2. The dealer always hits on soft 17.
3. Doubling after splits (DAS) is allowed.
4. Doubling is allowed on nine, 10 and 11 only.
5. Late surrender is available when the dealer’s initial card is a Jack, Queen, King, or Ace.
6. If you have a total of 21, you are paid out immediately.
7. Unlike most blackjack games, in pontoon you can surrender after doubling down. This ‘double down rescue’ rule requires you to forfeit half your total bet. For example: if your initial stake was $15 and you double your bet to $30, you can then opt to forfeit $15 and keep the remaining $15.
8. Five-card 21 pays 3 to 2, a six-card 21 pays 2 to 1 and a 21-point hand of seven or more cards pays 3 to 1. However, these bonuses do not apply if you have doubled down.
9. A total of 21 made up of either Six, Seven and Eight or of three Sevens pays 3 to 2 in mixed suits, 2 to 1 in the same suit and 3 to 1 in Spades only.
10. If you have three suited Sevens and the dealer’s show card is also a Seven, you win the Super Bonus. Bets between $5 and $24 pay $1,000, while wagers of $25 or over win $5,000. Furthermore, everyone with a bet on the table receives a $50 “envy” bonus.
Besides that set of core rules, there are several other conditions which can vary from game to game:
– Number of Spanish decks used can range from four to eight per shoe.
– Number of splits/re-splits allowed.
– Re-splitting Aces may or may not be allowed.
– Some games only permit doubling on the first two cards of a hand, while others allow it on any number of cards as long as the points total is between nine and 11.
Hole card rule variations
As with Australian blackjack games, and any other version of 21 where the dealer takes no hole card, pontoon may use one of four special rules to govern what happens when the house draws a natural.
Original Bets Only (OBO)
If the dealer makes a pontoon when you have splits and doubles on the table, all you lose is your original bet.
Busted Bets Plus One (BB+1)
If the dealer makes a pontoon, you lose any busted bets and an amount equal to your original bet (if you have that much left).
Original and Busted Bets Only (OBBO)
If the dealer makes a pontoon, you lose any bets that have busted during play but only lose original bets on doubles. Thus, it’s possible to lose all splits and yet only forfeit half of a double.
European No Hole Card (ENHC)
If the dealer makes a pontoon, you lose all doubles, splits and original bets.
What else is Pontoon known as?
Many Australian casinos have their own branded versions of pontoon. While there are slight rule variations from venue to venue, each of these incarnations carries a house edge of between 0.3 and 0.5 per cent – much better value than the vast majority of land-based blackjack in Australia.
- Treasury 21 – Treasury Casino, Brisbane – BB+1
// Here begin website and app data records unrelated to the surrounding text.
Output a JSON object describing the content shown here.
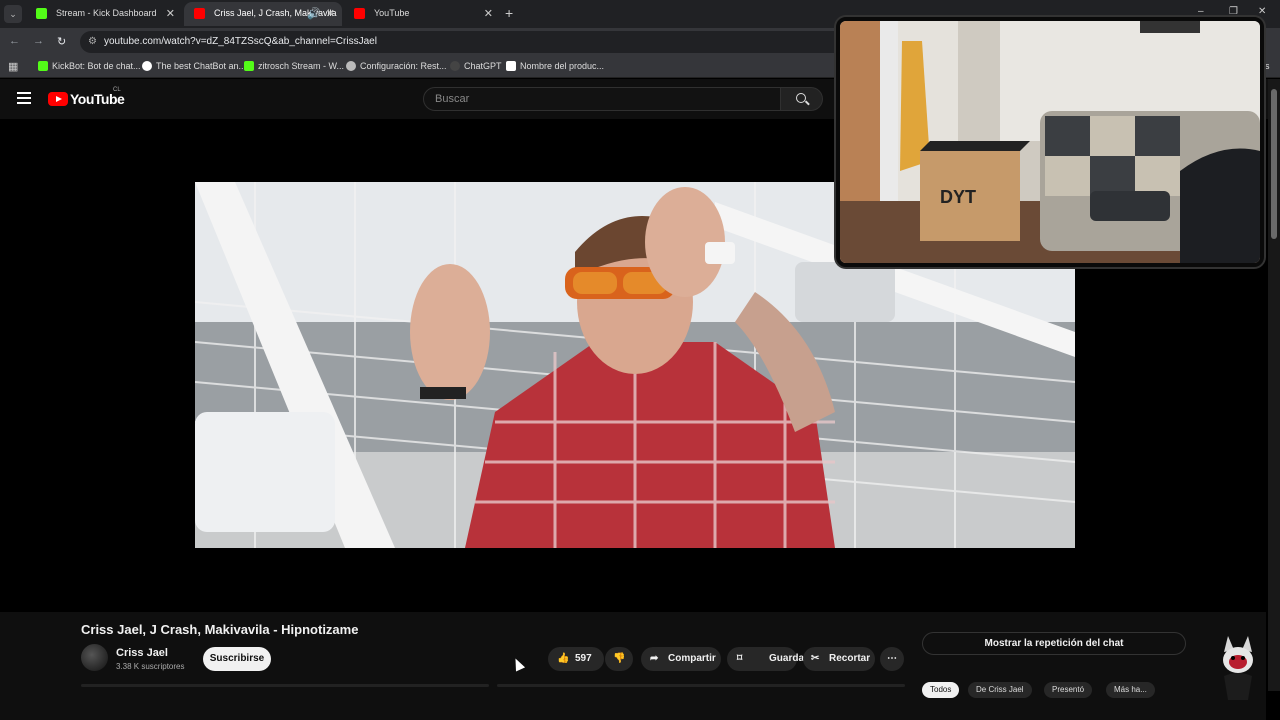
{
  "browser": {
    "tabs": [
      {
        "label": "Stream - Kick Dashboard",
        "favicon_color": "#53fc18",
        "active": false
      },
      {
        "label": "Criss Jael, J Crash, Makivavila",
        "favicon_color": "#ff0000",
        "active": true
      },
      {
        "label": "YouTube",
        "favicon_color": "#ff0000",
        "active": false
      }
    ],
    "tab_menu_glyph": "⌄",
    "new_tab_glyph": "+",
    "window_controls": [
      "–",
      "❐",
      "✕"
    ],
    "url": "youtube.com/watch?v=dZ_84TZSscQ&ab_channel=CrissJael",
    "bookmarks": [
      {
        "label": "KickBot: Bot de chat...",
        "color": "#53fc18"
      },
      {
        "label": "The best ChatBot an...",
        "color": "#ffffff"
      },
      {
        "label": "zitrosch Stream - W...",
        "color": "#53fc18"
      },
      {
        "label": "Configuración: Rest...",
        "color": "#bbbbbb"
      },
      {
        "label": "ChatGPT",
        "color": "#222222"
      },
      {
        "label": "Nombre del produc...",
        "color": "#ffffff"
      }
    ],
    "bookmarks_overflow": "os"
  },
  "youtube": {
    "logo_text": "YouTube",
    "region": "CL",
    "search_placeholder": "Buscar",
    "video_title": "Criss Jael, J Crash, Makivavila - Hipnotizame",
    "channel_name": "Criss Jael",
    "subscribers": "3.38 K suscriptores",
    "subscribe_label": "Suscribirse",
    "like_count": "597",
    "share_label": "Compartir",
    "save_label": "Guardar",
    "clip_label": "Recortar",
    "more_glyph": "⋯",
    "chat_replay_label": "Mostrar la repetición del chat",
    "chips": [
      "Todos",
      "De Criss Jael",
      "Presentó",
      "Más ha..."
    ]
  },
  "colors": {
    "accent": "#ff0000",
    "background": "#0f0f0f",
    "kick_green": "#53fc18"
  }
}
- Jupiters 21 – Jupiters Casino, Gold Coast – BB+1
- Paradise Pontoon – Reef Casino, Cairns – BB+1
- Federal Pontoon – Wrest Point Casino, Hobart, and Country Club Casino, Launceston – BB+1
- Crown Pontoon – Crown Casino, Melbourne – BB+1
Australian and Malaysian pontoon rules also share much in common with the American casino game Spanish 21, including bonus payouts, the ‘double down rescue’ rule and the 48-card Spanish deck. The only major differences from pontoon are that the dealer takes a hole card and that players are usually allowed to double down on any points total.
Online pontoon options
Those who have played real money pontoon online might be confused by the game we’ve described here. That’s because the digital versions found at most Internet casinos follow the rules of British pontoon – a wholly different game, albeit another offshoot of blackjack.
If you want to play Australian pontoon games online, we recommend Spanish Blackjack Gold. Available at leading Microgaming casinos like RoyalVegasCasino.com, this Gold Series title is almost identical to Aussie-style pontoon and has a house edge of only 0.38 per cent.